I suppose you leave the fruit out long enough and the apples and pears and peaches turn soft, too long and they turn rotten. That was what was happening in Israel the blessing was turning rotten. God let them alone in their transgressions until the misdeeds of Israel were too strong to turn around. The end was coming. In Hebrew the word for summer fruit is Qayits and the word for end is Qets , a play on words that clearly represented what would happen to this northern kingdom of cheats and scoundrels who paraded their piety but whose hearts were hard. They masqueraded as believers but their actions spoke otherwise.
THIS IS WHAT THE LORD SHOWED ME—
A BASKET OF SUMMER FRUIT.
HE SAID, “AMOS, WHAT DO YOU SEE?’
AND I SAID, “A BASKET OF SUMMER FRUIT.”
THEN THE LORD SAID TO ME,
“THE END HAS COME UPON MY PEOPLE ISRAEL.
The Day of Judgment had come. And it did. The northern kingdom was utterly destroyed by Assyria and the people of the northern tribes were taken away and lost to history. It was about thirty years from the time Amos prophesied until the end of this people, the pride of Jacob. But it happened.
What did the people do to provoke utter devastation and permanent destruction? The merchants defrauded and cheated. The poor were trampled upon and the wretched were sold into slavery, the righteous for silver and the poor for the cost of sandals. Amos’ word from God is powerful:

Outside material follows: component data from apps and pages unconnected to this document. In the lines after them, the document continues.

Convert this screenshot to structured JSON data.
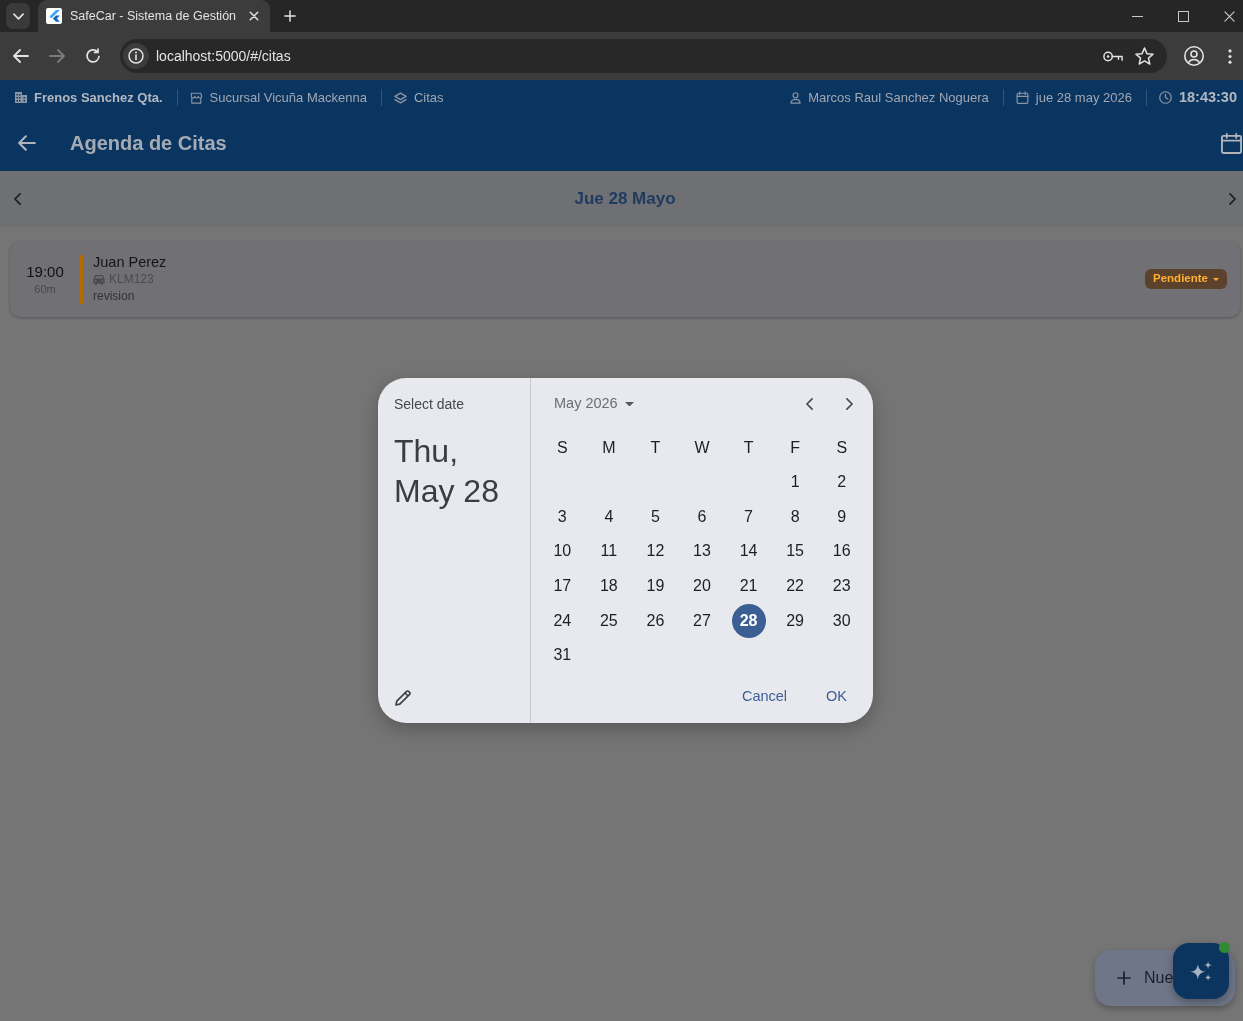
{
  "browser": {
    "tab_title": "SafeCar - Sistema de Gestión",
    "url": "localhost:5000/#/citas",
    "nav_buttons": [
      {
        "kind": "back",
        "disabled": false
      },
      {
        "kind": "forward",
        "disabled": true
      },
      {
        "kind": "reload",
        "disabled": false
      }
    ]
  },
  "info_bar": {
    "left": [
      {
        "kind": "company",
        "text": "Frenos Sanchez Qta."
      },
      {
        "kind": "branch",
        "text": "Sucursal Vicuña Mackenna"
      },
      {
        "kind": "module",
        "text": "Citas"
      }
    ],
    "right": [
      {
        "kind": "user",
        "text": "Marcos Raul Sanchez Noguera"
      },
      {
        "kind": "date",
        "text": "jue 28 may 2026"
      },
      {
        "kind": "clock",
        "text": "18:43:30"
      }
    ]
  },
  "app_bar": {
    "title": "Agenda de Citas"
  },
  "date_nav": {
    "label": "Jue 28 Mayo"
  },
  "appointments": [
    {
      "time": "19:00",
      "duration": "60m",
      "client": "Juan Perez",
      "plate": "KLM123",
      "service": "revision",
      "status": "Pendiente",
      "color": "#b36b00"
    }
  ],
  "fab": {
    "label": "Nue"
  },
  "ai_button": {
    "indicator": true
  },
  "date_picker": {
    "header": "Select date",
    "headline": "Thu, May 28",
    "month": "May 2026",
    "weekdays": [
      "S",
      "M",
      "T",
      "W",
      "T",
      "F",
      "S"
    ],
    "weeks": [
      {
        "days": [
          {
            "label": "1",
            "selected": false
          },
          {
            "label": "2",
            "selected": false
          }
        ]
      },
      {
        "days": [
          {
            "label": "3",
            "selected": false
          },
          {
            "label": "4",
            "selected": false
          },
          {
            "label": "5",
            "selected": false
          },
          {
            "label": "6",
            "selected": false
          },
          {
            "label": "7",
            "selected": false
          },
          {
            "label": "8",
            "selected": false
          },
          {
            "label": "9",
            "selected": false
          }
        ]
      },
      {
        "days": [
          {
            "label": "10",
            "selected": false
          },
          {
            "label": "11",
            "selected": false
          },
          {
            "label": "12",
            "selected": false
          },
          {
            "label": "13",
            "selected": false
          },
          {
            "label": "14",
            "selected": false
          },
          {
            "label": "15",
            "selected": false
          },
          {
            "label": "16",
            "selected": false
          }
        ]
      },
      {
        "days": [
          {
            "label": "17",
            "selected": false
          },
          {
            "label": "18",
            "selected": false
          },
          {
            "label": "19",
            "selected": false
          },
          {
            "label": "20",
            "selected": false
          },
          {
            "label": "21",
            "selected": false
          },
          {
            "label": "22",
            "selected": false
          },
          {
            "label": "23",
            "selected": false
          }
        ]
      },
      {
        "days": [
          {
            "label": "24",
            "selected": false
          },
          {
            "label": "25",
            "selected": false
          },
          {
            "label": "26",
            "selected": false
          },
          {
            "label": "27",
            "selected": false
          },
          {
            "label": "28",
            "selected": true
          },
          {
            "label": "29",
            "selected": false
          },
          {
            "label": "30",
            "selected": false
          }
        ]
      },
      {
        "days": [
          {
            "label": "31",
            "selected": false
          }
        ]
      }
    ],
    "actions": [
      {
        "label": "Cancel"
      },
      {
        "label": "OK"
      }
    ]
  }
}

HEAR THIS, YOU WHO TRAMPLE ON THE NEEDY
AND BRING RUIN TO THE POOR OF THE LAND
SAYING ‘WHEN WILL THE NEW MOON BE OVER
SO THAT WE MAY SELL GRAIN;
AND THE SABBATH

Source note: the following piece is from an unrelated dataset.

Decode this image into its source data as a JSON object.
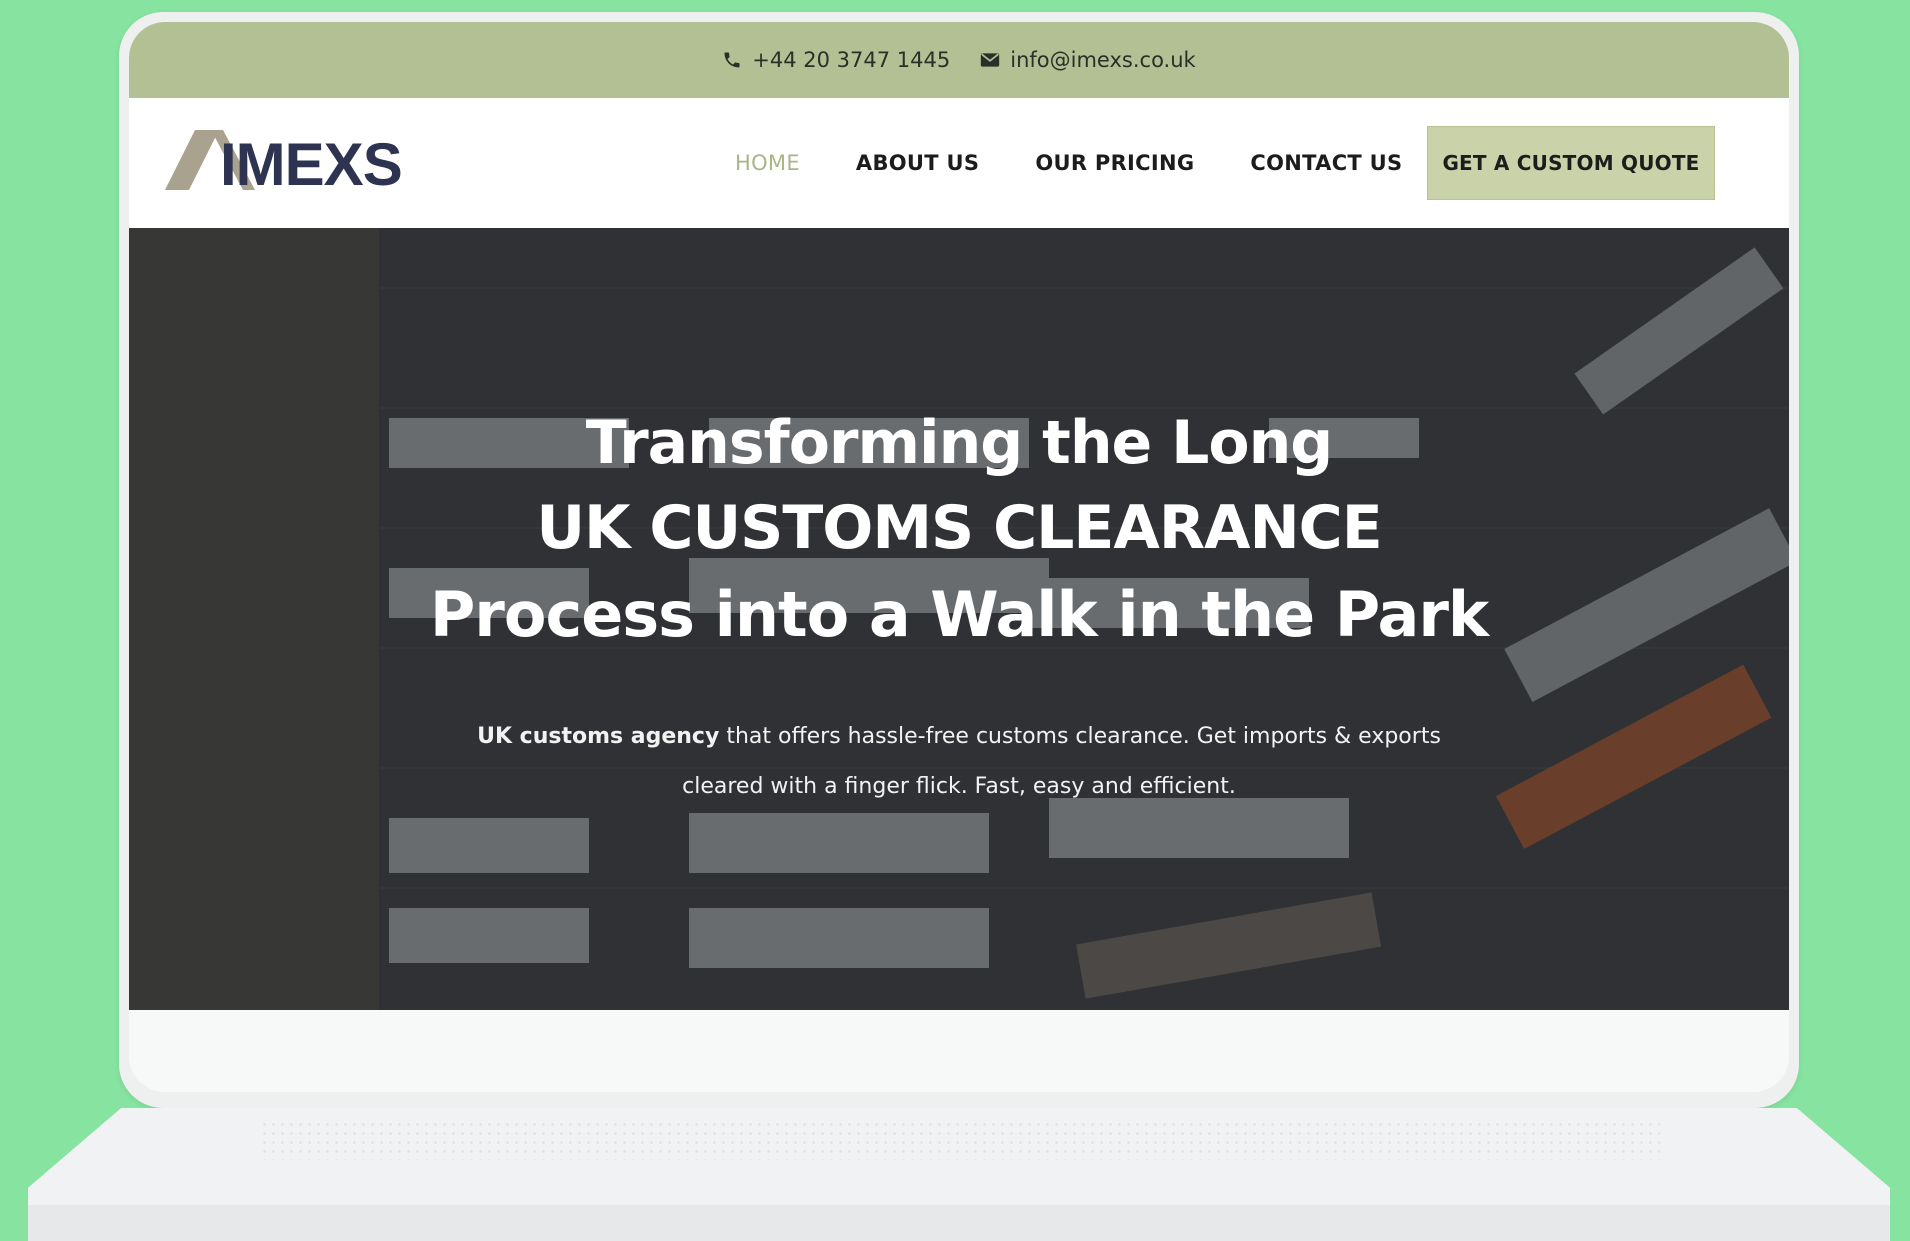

SO THAT WE MAY OFFER WHEAT FOR SALE?
What’s this about new moons and Sabbaths? The iniquity was not cultic. The people of Israel did not neglect their ritual duties of keeping festivals and the Sabbath day. Their words seemed to honor God but their hearts were far from God. The rich could not wait to open up their stores and businesses as soon as the Sabbath was over. And what about they sold? Well the traders made the ephah small and the shekel great. The ephah was a measure but they didn’t give full measure when they were weighing out the grain and they overcharged for what they sold. They defrauded with false scales. The weights and measures were false and they sold the sweepings of the grain—not quality produce but charged plenty for inferior wheat. The poor were driven by debt to sell themselves and there were those who were buying their brothers and sisters for silver or for a pair of sandals.
Rick Steves is right. There is nothing wrong with being comfortable; nothing wrong with having money. But there is something very wrong when the rich take money from the poor, when there is a great income transfer from those who have little to those who have much. The Bible says those who have been given much, of them much is expected; those who have, to share with those who do not.
Central Lutheran Church: We have been richly blessed but we are also a real blessing to others. I am sure that we will send the funds to help Rodrigo and Luis and Domingo work another month and take money home to their parents so those parents can by maize and cook on a stove with a chimney; so a little brother or sister can go to school; so these young men can leave work tired but with their heads held high. We give so Guicho can say “Ola!” to other groups who come down to the Oasis and my friend Alfonzo can play his guitar and glorify our God. Central Lutheran Church: We support the Eugene Mission and FISH, and First Place. We make prayer shawls and quilts to warm those in need, a tangible symbol of our love. We feed the hungry, we visit the sick, we support orphans, and we praise our God. Amen.
Scripture quotations are from the World English Bible.
Copyright 2007, James D. Kegel. Used by permission.